Sən mənim qəlbimə HAKİM,
Sənə qul oldu könül,
Sən əzizsən, mən üçün,
Mən heçəm, AFƏT, sənsiz.

GECƏ-GÜNDÜZ ARAYİB OLMADI RAHAT, SƏNSİZ. (this line also completely diffrent from your translation)

I hope someone with a good command of English will help for corrections.

Thank you for your blog.

Ms. Colleen said...

Oh boy! I will try to go back and reconsider the phrases you have highlighted. I hope I will get some more advice on this beautiful song. I would like to understand the lyrics!

Alef Noon said...

Ms. Colleen,

Your translation is good. It is true that it has some mistakes but to translate ghazal from classical Azerbaijani poetry whose correct reading is not known to many Azeris is amazing. Overall, as native speaker and lover of poetry I would evaluate your translation as success. Literary translation is not an easy matter.
Please note that original of this ghazal is in Persian as it was literary language of medieval ages. So azeri itself is translation.
Also, it is written in Aruz genre, a genre of poetry which came to Turkish, Persian, and Azeri etc. from Arabic.
Its rhythm and rhyme based on pattern in which long and short vowels repeat in certain frequency and in specific sequences.

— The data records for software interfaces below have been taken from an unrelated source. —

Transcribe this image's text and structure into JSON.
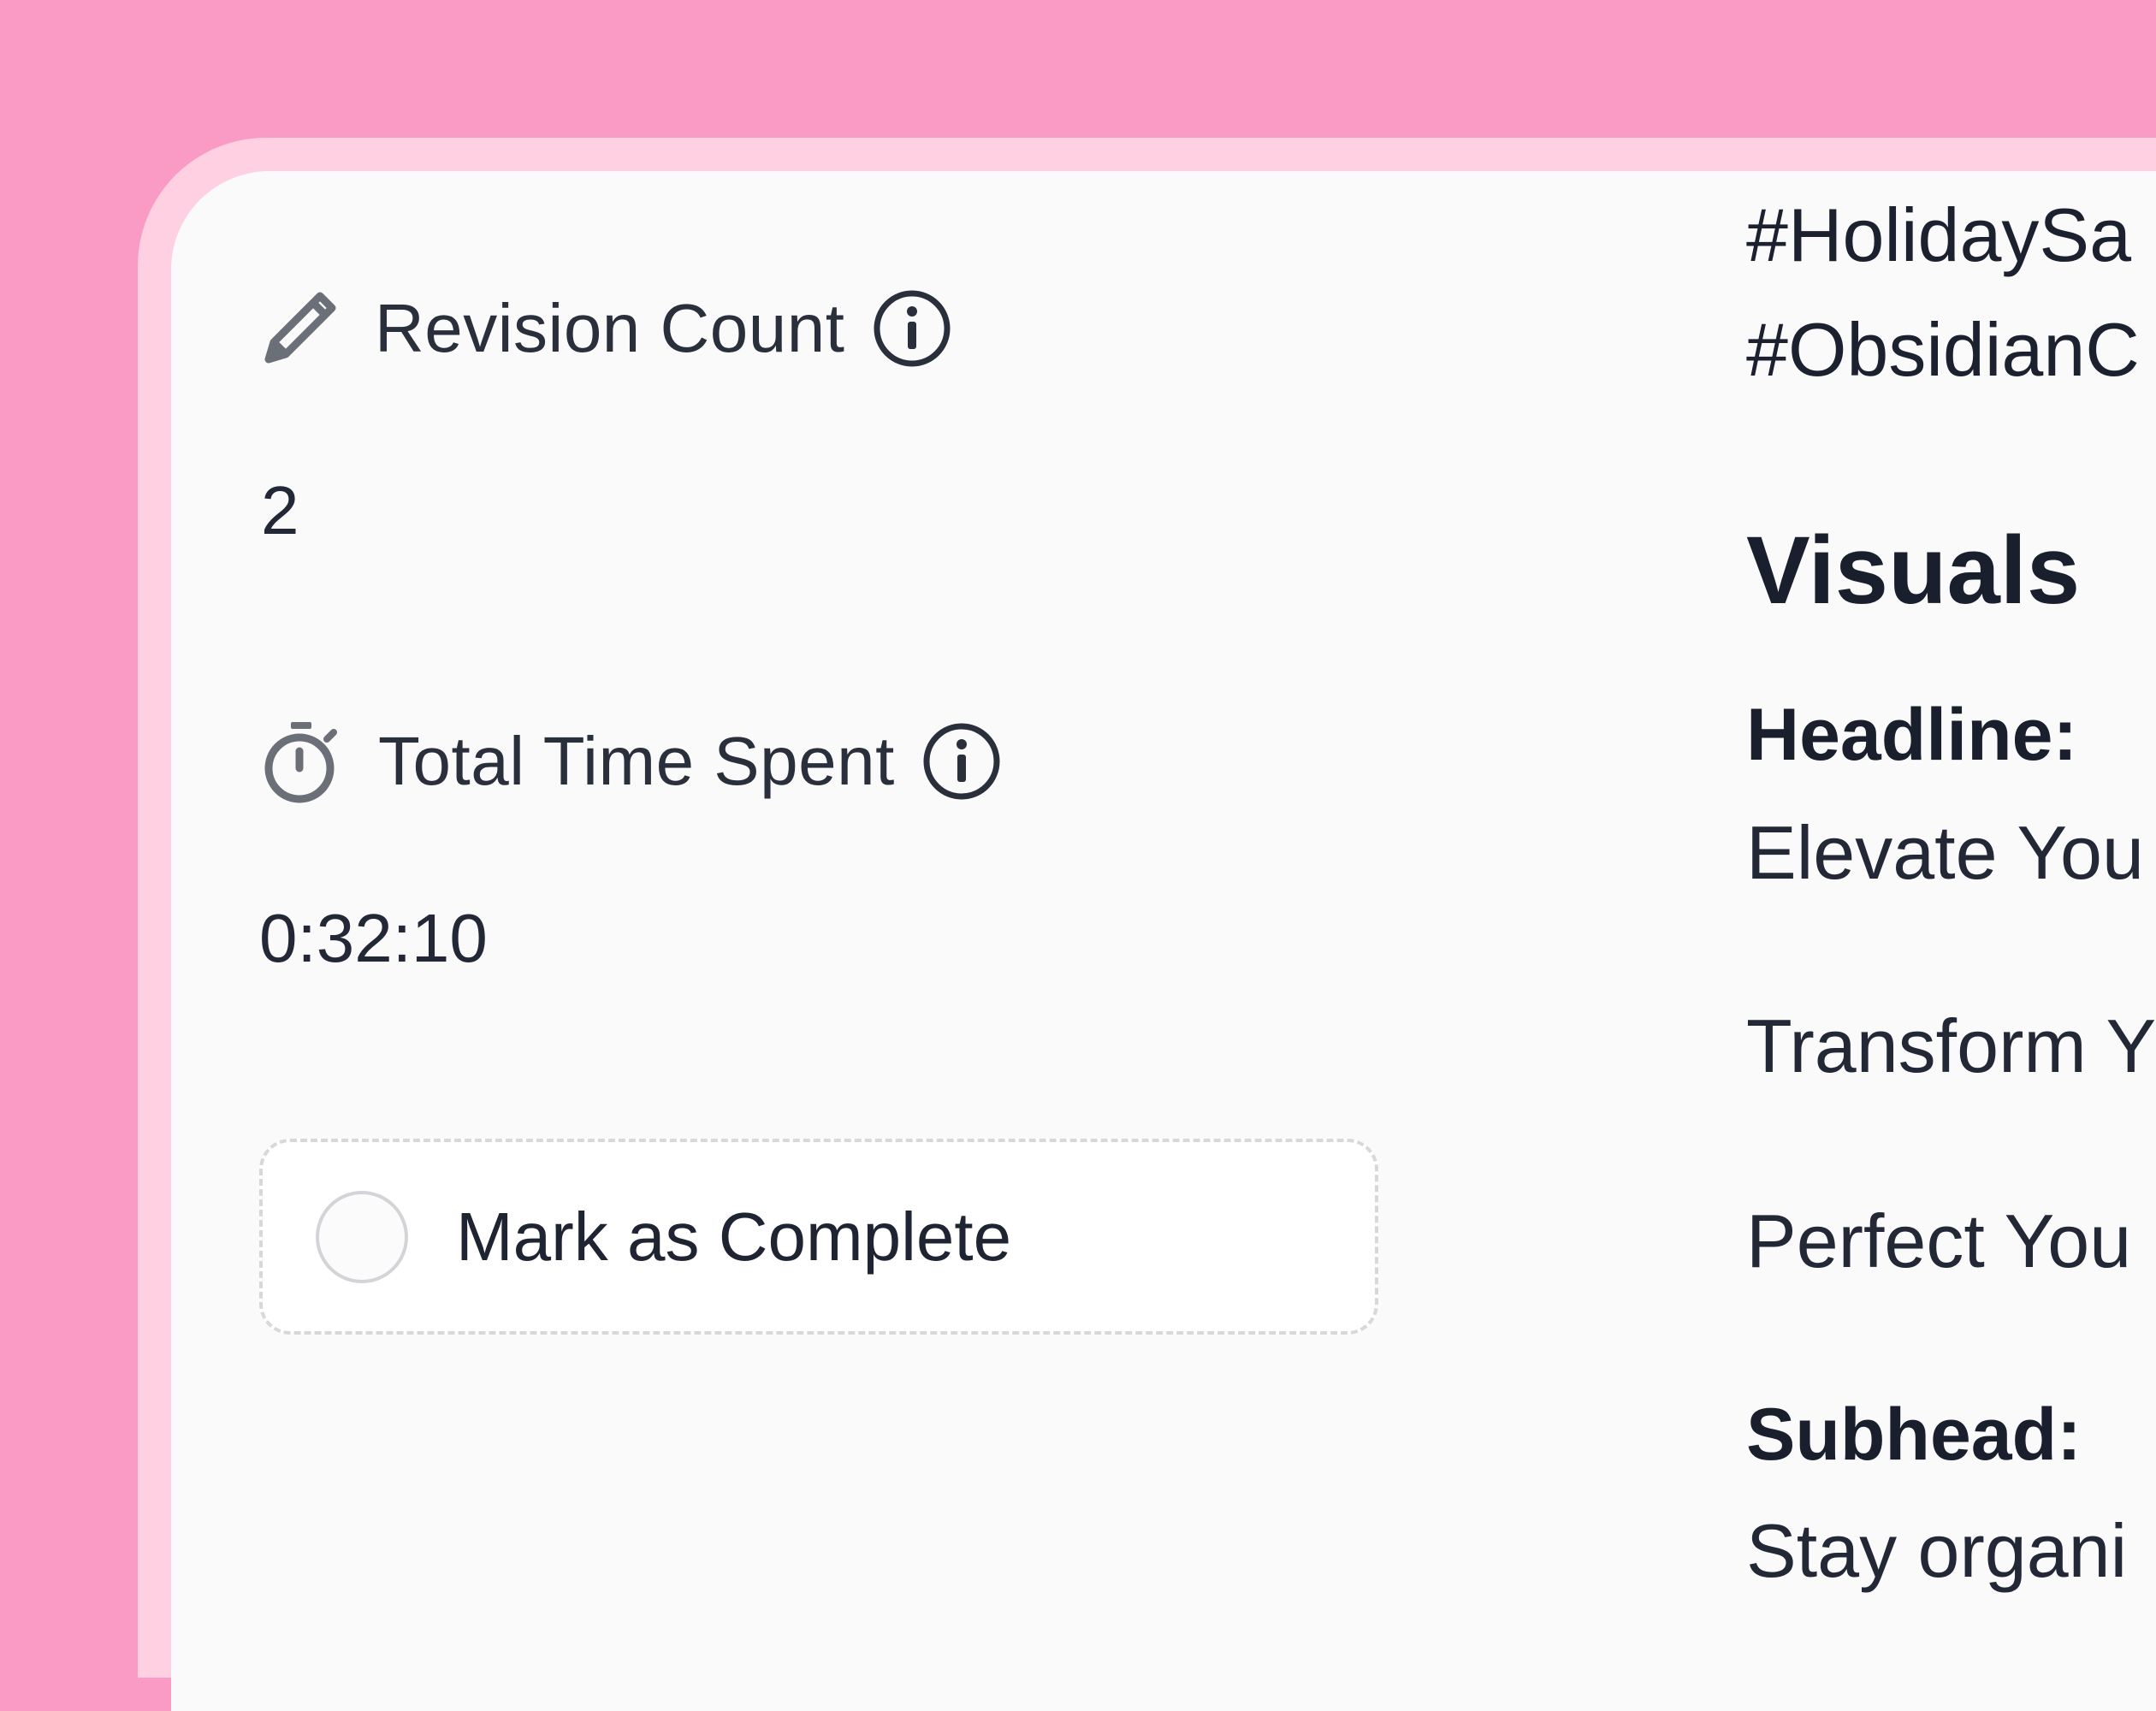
{
  "fields": {
    "revision_count": {
      "label": "Revision Count",
      "value": "2",
      "icon": "pencil-icon"
    },
    "total_time_spent": {
      "label": "Total Time Spent",
      "value": "0:32:10",
      "icon": "stopwatch-icon"
    }
  },
  "complete_toggle": {
    "label": "Mark as Complete",
    "checked": false
  },
  "content": {
    "hashtags": [
      "#HolidaySa",
      "#ObsidianC"
    ],
    "visuals_heading": "Visuals",
    "headline_label": "Headline:",
    "headline_options": [
      "Elevate You",
      "Transform Y",
      "Perfect You"
    ],
    "subhead_label": "Subhead:",
    "subhead_text": "Stay organi"
  },
  "colors": {
    "background": "#f99bc5",
    "frame": "#ffcfe2",
    "panel": "#fafafa",
    "text": "#1f2433",
    "icon": "#6b6f78"
  }
}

The way those vowels follow each other creates musicality (and there are dozens of such patterns with dozens of variations). So, high level literary translation would try to keep that feature alive.
In this ghazal the vowel "a" of every word second to the last word should be pronounced slightly longer ((marked with capital letter)) in words: fəlAkət, sAət,tAqət,hAcət,Afət, rAhat (In older spelling it should be rahət), ).
The deeper you go the more interesting things you will find because often archaic words whose translation you will find in dictionary will have symbolic meaning in classical discourse (you may not find them in dictionaries.).
Anyway, good luck. Keep posting.

balkanika said...

Dear ms. Colleen,


Your translation is much better and succesful now, after your changes.

Please keep your blog always alive with poems and with your lively musical performances as well as the other aspects of this colorful language.

Amin Jafarov said...

The line
"Sən əzizsən, mən üçün"

Is actually:
"Sən əzizsən, mən ucuz"

Which translates to something like: "You are beloved, but I am without value".
(Using beloved from your translation)